The Brooklyn Nets made one extremely bold move Thursday selecting Caris LeVert with the 20th pick in the 2016 NBA Draft. They took a risk to begin with by trading Thaddeus Young for the No. 20 pick. But the biggest risk was taking a chance on LeVert.
LeVert, 21, was projected as the No. 50 pick by Draft Express, but the Nets apparently had him much, much higher than that. He averaged 10.4 points on 40.1 percent shooting from deep. He's a 6'7" combo guard who played just 31 games in his final two seasons at Michigan after three different foot injuries. He told reporters that he probably won't play in Summer League, but that his foot feels good.
Here's what Draft Express had to say about him:
LeVert's height, measured at 6'7", is his best physical asset and one of the main reasons NBA teams are excited about him. He has the potential to play anywhere from the point guard spot to the small forward position, but looks to fit best as a combo guard at the next level. His size allows him to shoot or pass over smaller defenders as he can easily see the floor.
Offensively, LeVert is a jack of all trades. It starts with his jumper, and he has developed into an excellent outside shooter over the past three years. He knocked down 40% of his three point attempts in his college career, and has a fluid stroke that shows he should be able to translate his performance to the NBA line. He converted 47.1% of his 34 total catch and shoot opportunities in his senior season according to Synergy Sports Technology.

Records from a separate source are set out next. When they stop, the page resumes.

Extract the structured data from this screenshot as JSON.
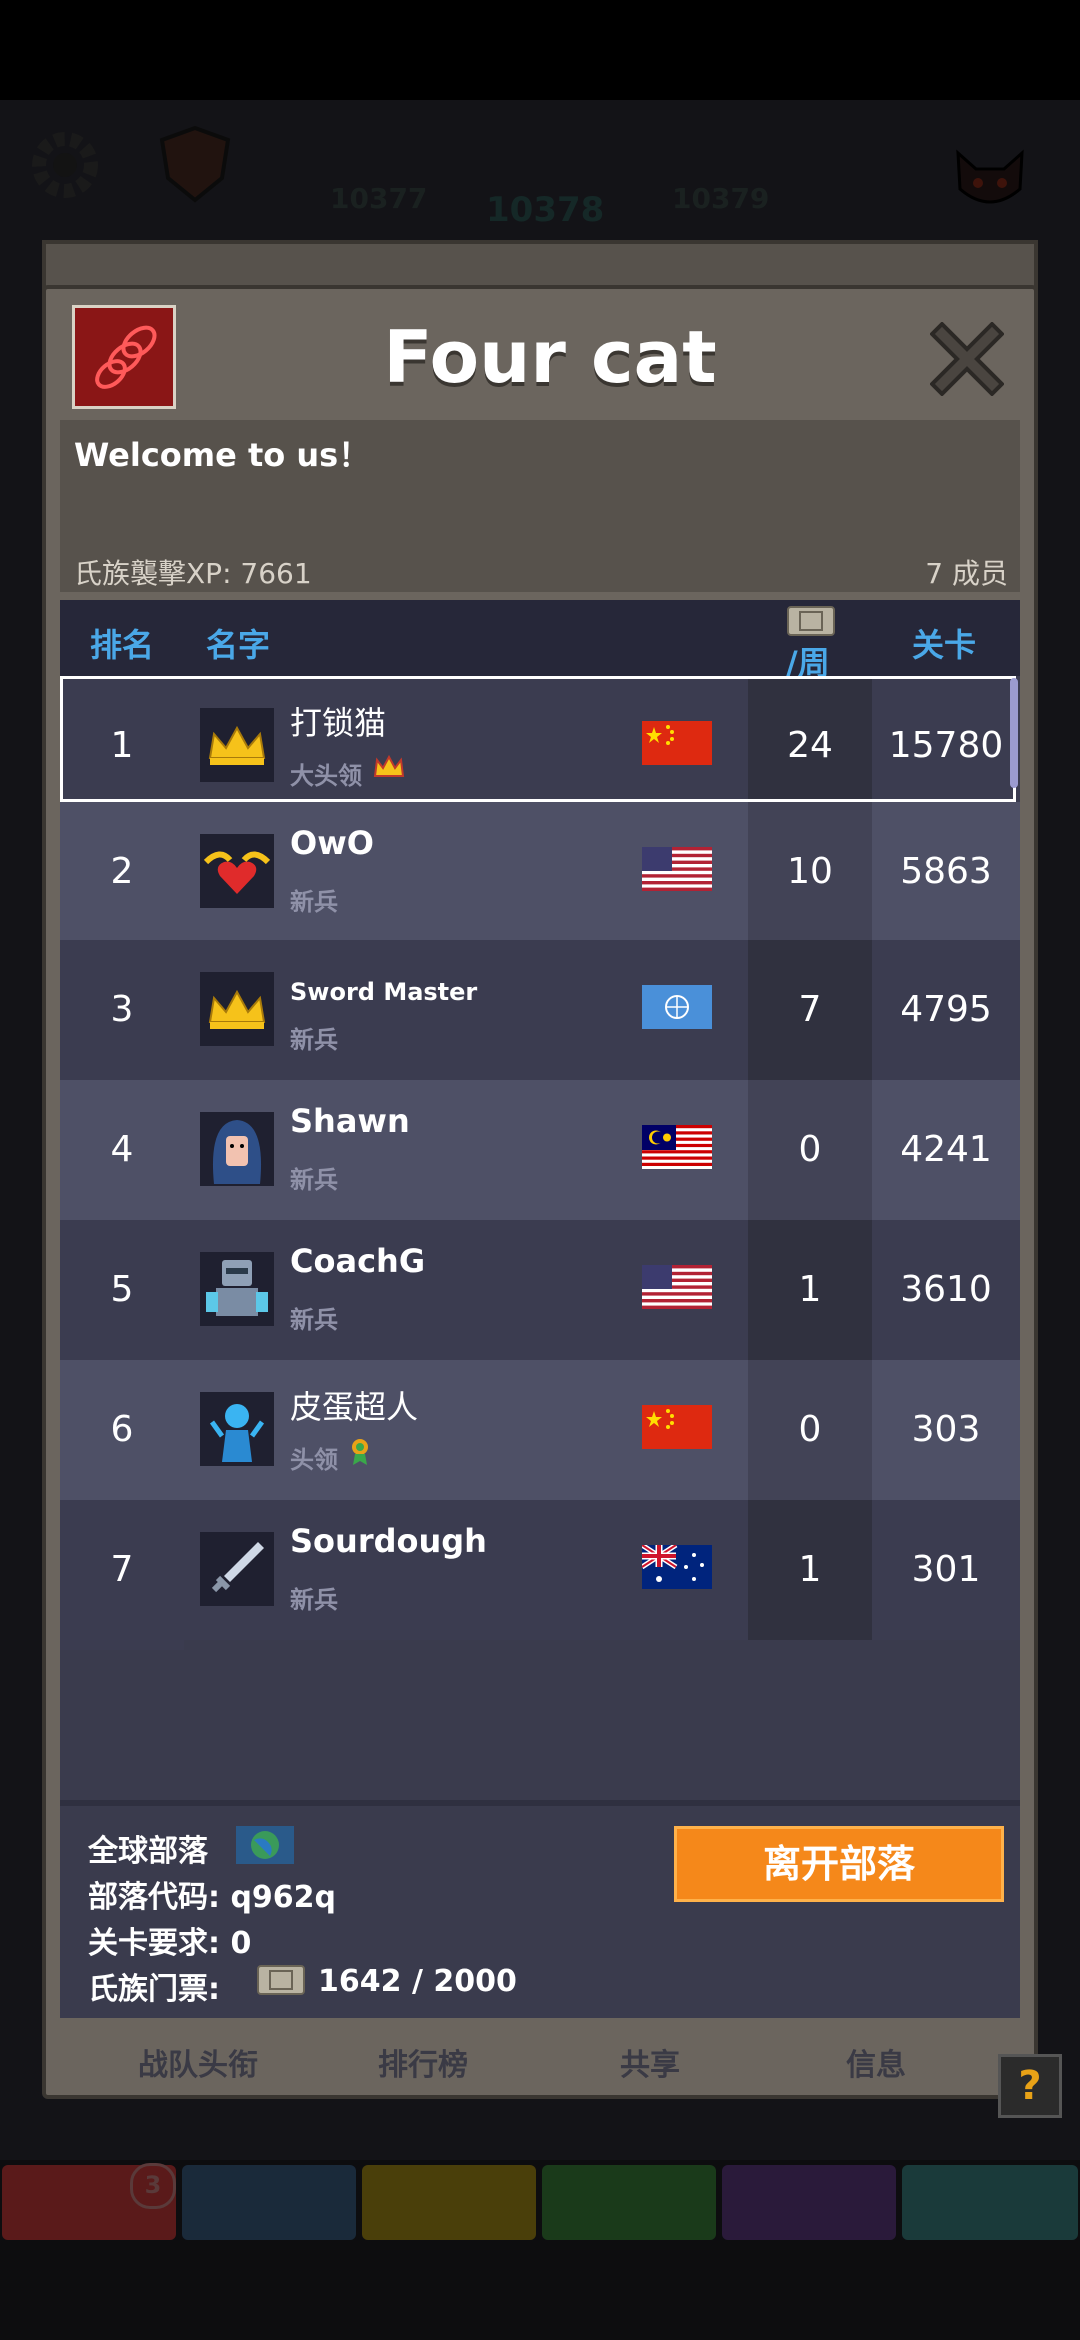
{
  "hud": {
    "stages": [
      "10377",
      "10378",
      "10379"
    ],
    "tab_badge": "3"
  },
  "clan": {
    "title": "Four cat",
    "description": "Welcome to us！",
    "xp_label": "氏族襲擊XP: 7661",
    "members_label": "7 成员"
  },
  "table": {
    "headers": {
      "rank": "排名",
      "name": "名字",
      "week": "/周",
      "level": "关卡"
    },
    "rows": [
      {
        "rank": "1",
        "name": "打锁猫",
        "role": "大头领",
        "flag": "china",
        "week": "24",
        "level": "15780"
      },
      {
        "rank": "2",
        "name": "OwO",
        "role": "新兵",
        "flag": "usa",
        "week": "10",
        "level": "5863"
      },
      {
        "rank": "3",
        "name": "Sword Master",
        "role": "新兵",
        "flag": "globe",
        "week": "7",
        "level": "4795"
      },
      {
        "rank": "4",
        "name": "Shawn",
        "role": "新兵",
        "flag": "malaysia",
        "week": "0",
        "level": "4241"
      },
      {
        "rank": "5",
        "name": "CoachG",
        "role": "新兵",
        "flag": "usa",
        "week": "1",
        "level": "3610"
      },
      {
        "rank": "6",
        "name": "皮蛋超人",
        "role": "头领",
        "flag": "china",
        "week": "0",
        "level": "303"
      },
      {
        "rank": "7",
        "name": "Sourdough",
        "role": "新兵",
        "flag": "australia",
        "week": "1",
        "level": "301"
      }
    ]
  },
  "footer": {
    "global_clan": "全球部落",
    "clan_code": "部落代码: q962q",
    "level_req": "关卡要求:  0",
    "ticket_label": "氏族门票:",
    "ticket_value": "1642 / 2000",
    "leave_button": "离开部落"
  },
  "bottom_tabs": [
    "战队头衔",
    "排行榜",
    "共享",
    "信息"
  ],
  "help_label": "?"
}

The potential is certainly there, and some even say he could've been lottery talent, but the 21-year-old had three surgeries done in the span of two years on his left foot. Dr.Martin O'Malley, the Nets foot/ankle specialist who fixed both Brook Lopez and Kevin Durant foot injuries, also performed LeVert's surgeries at the Hospital for Special Surgery.
When LeVert got down on himself after surgery, KD told him not to worry, that 'once Dr. O'Malley is done with you, you'll be as good as new.'

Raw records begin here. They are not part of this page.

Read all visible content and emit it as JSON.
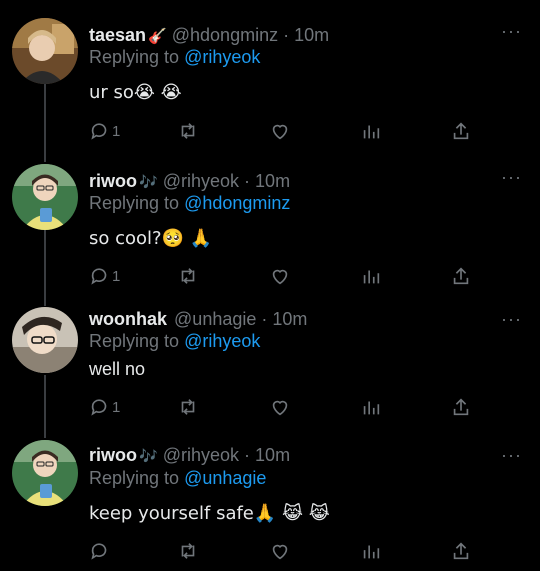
{
  "colors": {
    "background": "#000000",
    "text": "#e7e9ea",
    "muted": "#71767b",
    "mention": "#1d9bf0"
  },
  "tweets": [
    {
      "name": "taesan",
      "badge": "🎸",
      "handle": "@hdongminz",
      "dot": "·",
      "time": "10m",
      "reply_prefix": "Replying to",
      "reply_to": "@rihyeok",
      "text": "ur so😭 😭",
      "reply_count": "1",
      "more": "···"
    },
    {
      "name": "riwoo",
      "badge": "🎶",
      "handle": "@rihyeok",
      "dot": "·",
      "time": "10m",
      "reply_prefix": "Replying to",
      "reply_to": "@hdongminz",
      "text": "so cool?🥺 🙏",
      "reply_count": "1",
      "more": "···"
    },
    {
      "name": "woonhak",
      "badge": "",
      "handle": "@unhagie",
      "dot": "·",
      "time": "10m",
      "reply_prefix": "Replying to",
      "reply_to": "@rihyeok",
      "text": "well no",
      "reply_count": "1",
      "more": "···"
    },
    {
      "name": "riwoo",
      "badge": "🎶",
      "handle": "@rihyeok",
      "dot": "·",
      "time": "10m",
      "reply_prefix": "Replying to",
      "reply_to": "@unhagie",
      "text": "keep yourself safe🙏 😹 😹",
      "reply_count": "",
      "more": "···"
    }
  ],
  "icons": {
    "reply": "reply-icon",
    "retweet": "retweet-icon",
    "like": "heart-icon",
    "views": "views-icon",
    "share": "share-icon",
    "more": "more-icon"
  }
}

LeVert knows a thing or two about overcoming adversity. As profiled in his Players Tribune piece, LeVern lost his father to a heart attack when he was only 15 years old. Like many other Nets players from this past season, adversity made them the men they are today.
"After my dad died, all I wanted to do was work as hard as I possibly could to accomplish all the things that I knew would have made him proud.
When he passed away, I had to push myself. And I wasn't going to be denied."
On playing in Brooklyn:
"I know it's a great city. I played here a couple times in college. We played in this arena. I'm a midwest guy, so I'm not that far away from here, but like I said, it's a great city and I'm glad to be here. I'm ready to work my butt off."
On his role:
"I'm just trying to do whatever it takes. Next year as a rookie, I know rookies have a tougher role on the team, but I'm ready to fulfill whatever role the team needs me to do. And then for the long haul just get better, be one of the guys for the team."